TASK DESCRIPTION
Go through the listing and copy each line with the string "this".

MATERIAL SUPPLIED

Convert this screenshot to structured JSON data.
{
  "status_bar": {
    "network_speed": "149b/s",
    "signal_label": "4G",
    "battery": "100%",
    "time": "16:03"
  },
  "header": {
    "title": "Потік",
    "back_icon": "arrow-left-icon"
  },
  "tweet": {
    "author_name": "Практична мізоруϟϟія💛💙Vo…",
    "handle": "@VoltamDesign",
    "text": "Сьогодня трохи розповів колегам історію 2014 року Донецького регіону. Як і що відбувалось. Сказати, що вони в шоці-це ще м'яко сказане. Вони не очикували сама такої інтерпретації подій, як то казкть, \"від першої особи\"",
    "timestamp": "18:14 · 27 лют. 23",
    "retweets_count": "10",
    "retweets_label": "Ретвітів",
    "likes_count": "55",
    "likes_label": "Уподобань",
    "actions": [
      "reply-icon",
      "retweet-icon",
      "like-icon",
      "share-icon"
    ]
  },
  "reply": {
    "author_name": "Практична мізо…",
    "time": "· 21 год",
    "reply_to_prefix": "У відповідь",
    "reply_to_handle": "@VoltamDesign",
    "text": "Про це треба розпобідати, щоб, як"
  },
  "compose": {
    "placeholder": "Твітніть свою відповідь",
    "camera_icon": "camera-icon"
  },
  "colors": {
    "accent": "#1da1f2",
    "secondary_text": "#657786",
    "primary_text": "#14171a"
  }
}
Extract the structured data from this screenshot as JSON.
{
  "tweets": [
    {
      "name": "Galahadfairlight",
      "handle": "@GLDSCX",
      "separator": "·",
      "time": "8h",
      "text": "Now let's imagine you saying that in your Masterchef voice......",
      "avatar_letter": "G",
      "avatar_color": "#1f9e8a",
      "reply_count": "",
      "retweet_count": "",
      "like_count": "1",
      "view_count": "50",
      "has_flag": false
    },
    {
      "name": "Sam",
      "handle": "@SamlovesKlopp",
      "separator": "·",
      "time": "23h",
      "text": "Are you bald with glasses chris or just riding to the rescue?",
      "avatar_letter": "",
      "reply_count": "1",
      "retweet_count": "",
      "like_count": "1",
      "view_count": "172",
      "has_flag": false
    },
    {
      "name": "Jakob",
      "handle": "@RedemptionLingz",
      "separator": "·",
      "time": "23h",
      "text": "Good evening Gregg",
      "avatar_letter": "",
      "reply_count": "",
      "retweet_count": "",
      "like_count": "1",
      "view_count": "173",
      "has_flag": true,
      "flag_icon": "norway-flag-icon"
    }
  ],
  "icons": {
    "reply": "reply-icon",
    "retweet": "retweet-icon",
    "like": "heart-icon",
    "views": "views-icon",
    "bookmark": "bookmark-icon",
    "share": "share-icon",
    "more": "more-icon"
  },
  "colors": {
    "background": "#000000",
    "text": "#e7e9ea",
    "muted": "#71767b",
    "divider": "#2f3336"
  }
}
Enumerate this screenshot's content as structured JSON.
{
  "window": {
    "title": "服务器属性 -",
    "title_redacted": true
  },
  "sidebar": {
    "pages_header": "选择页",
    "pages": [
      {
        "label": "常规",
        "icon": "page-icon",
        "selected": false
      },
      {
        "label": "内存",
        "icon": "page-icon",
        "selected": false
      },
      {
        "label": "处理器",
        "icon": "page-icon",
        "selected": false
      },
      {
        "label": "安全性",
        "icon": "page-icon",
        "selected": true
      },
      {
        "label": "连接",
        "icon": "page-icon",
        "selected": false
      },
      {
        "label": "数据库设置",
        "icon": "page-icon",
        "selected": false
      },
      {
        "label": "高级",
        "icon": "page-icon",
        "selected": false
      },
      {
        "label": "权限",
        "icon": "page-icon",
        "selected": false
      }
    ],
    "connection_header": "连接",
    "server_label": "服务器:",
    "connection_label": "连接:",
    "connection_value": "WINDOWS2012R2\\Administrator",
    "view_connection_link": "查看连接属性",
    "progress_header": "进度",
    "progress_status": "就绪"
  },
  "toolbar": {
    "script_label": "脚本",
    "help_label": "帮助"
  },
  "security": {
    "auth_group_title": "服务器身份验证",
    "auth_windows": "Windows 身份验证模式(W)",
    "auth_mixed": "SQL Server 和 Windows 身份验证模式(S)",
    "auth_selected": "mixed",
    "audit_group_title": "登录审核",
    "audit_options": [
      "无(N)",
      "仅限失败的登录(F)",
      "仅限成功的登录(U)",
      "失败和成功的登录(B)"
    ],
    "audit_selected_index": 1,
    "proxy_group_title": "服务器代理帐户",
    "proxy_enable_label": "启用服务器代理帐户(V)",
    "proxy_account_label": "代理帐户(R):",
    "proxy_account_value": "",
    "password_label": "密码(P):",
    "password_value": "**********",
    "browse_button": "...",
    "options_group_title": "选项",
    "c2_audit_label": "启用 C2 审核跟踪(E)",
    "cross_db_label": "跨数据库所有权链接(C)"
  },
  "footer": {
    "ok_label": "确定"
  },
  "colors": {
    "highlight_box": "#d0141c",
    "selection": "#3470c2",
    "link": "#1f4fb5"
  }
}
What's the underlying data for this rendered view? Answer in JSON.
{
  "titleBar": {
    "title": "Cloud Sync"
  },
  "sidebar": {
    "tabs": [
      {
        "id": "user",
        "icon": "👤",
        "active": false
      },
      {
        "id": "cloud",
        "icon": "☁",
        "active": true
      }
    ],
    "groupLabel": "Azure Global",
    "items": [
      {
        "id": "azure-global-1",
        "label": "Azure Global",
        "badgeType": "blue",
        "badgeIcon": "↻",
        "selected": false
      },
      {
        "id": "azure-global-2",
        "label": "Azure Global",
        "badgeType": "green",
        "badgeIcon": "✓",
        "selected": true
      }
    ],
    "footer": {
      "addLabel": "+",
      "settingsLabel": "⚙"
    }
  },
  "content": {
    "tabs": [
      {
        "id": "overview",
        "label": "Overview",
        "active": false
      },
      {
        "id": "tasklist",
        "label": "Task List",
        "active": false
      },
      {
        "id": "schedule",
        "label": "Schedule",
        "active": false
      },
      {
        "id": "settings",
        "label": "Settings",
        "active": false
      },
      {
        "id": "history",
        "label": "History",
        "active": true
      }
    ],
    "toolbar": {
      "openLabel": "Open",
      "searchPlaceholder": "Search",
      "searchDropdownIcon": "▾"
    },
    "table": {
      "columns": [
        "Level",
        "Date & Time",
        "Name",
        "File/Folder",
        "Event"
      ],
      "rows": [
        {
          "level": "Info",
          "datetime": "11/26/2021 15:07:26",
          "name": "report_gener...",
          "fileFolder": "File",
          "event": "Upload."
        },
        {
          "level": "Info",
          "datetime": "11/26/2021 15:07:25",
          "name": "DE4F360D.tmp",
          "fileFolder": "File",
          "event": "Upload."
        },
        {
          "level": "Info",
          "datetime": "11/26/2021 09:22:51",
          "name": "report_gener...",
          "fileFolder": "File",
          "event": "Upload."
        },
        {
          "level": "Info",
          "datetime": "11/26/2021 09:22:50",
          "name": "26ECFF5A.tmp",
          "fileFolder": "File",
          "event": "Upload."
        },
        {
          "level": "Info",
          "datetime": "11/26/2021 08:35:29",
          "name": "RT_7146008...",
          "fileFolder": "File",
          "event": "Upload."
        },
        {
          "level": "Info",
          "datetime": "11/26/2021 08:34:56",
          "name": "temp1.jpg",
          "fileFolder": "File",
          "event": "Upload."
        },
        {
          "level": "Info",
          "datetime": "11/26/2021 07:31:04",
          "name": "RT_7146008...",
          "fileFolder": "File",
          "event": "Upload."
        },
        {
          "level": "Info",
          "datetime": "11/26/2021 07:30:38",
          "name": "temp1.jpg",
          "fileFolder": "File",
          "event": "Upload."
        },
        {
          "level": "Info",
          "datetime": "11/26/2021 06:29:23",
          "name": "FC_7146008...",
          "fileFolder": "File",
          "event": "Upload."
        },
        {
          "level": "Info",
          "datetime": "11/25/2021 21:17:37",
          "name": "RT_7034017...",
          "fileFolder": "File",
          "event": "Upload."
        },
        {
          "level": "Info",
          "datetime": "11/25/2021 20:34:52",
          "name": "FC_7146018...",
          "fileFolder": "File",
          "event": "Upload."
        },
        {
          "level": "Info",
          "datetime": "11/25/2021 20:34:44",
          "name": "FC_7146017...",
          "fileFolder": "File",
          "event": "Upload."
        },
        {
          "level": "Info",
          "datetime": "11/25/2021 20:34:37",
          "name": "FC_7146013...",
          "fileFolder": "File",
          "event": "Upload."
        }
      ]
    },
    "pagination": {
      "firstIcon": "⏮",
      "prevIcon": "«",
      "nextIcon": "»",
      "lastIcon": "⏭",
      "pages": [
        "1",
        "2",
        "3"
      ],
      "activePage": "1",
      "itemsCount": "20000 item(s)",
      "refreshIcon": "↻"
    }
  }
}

ANSWER BOX
Convert this screenshot to structured JSON data.
Extract the structured data from this screenshot as JSON.
Enumerate this screenshot's content as structured JSON.
What's the underlying data for this rendered view? Answer in JSON.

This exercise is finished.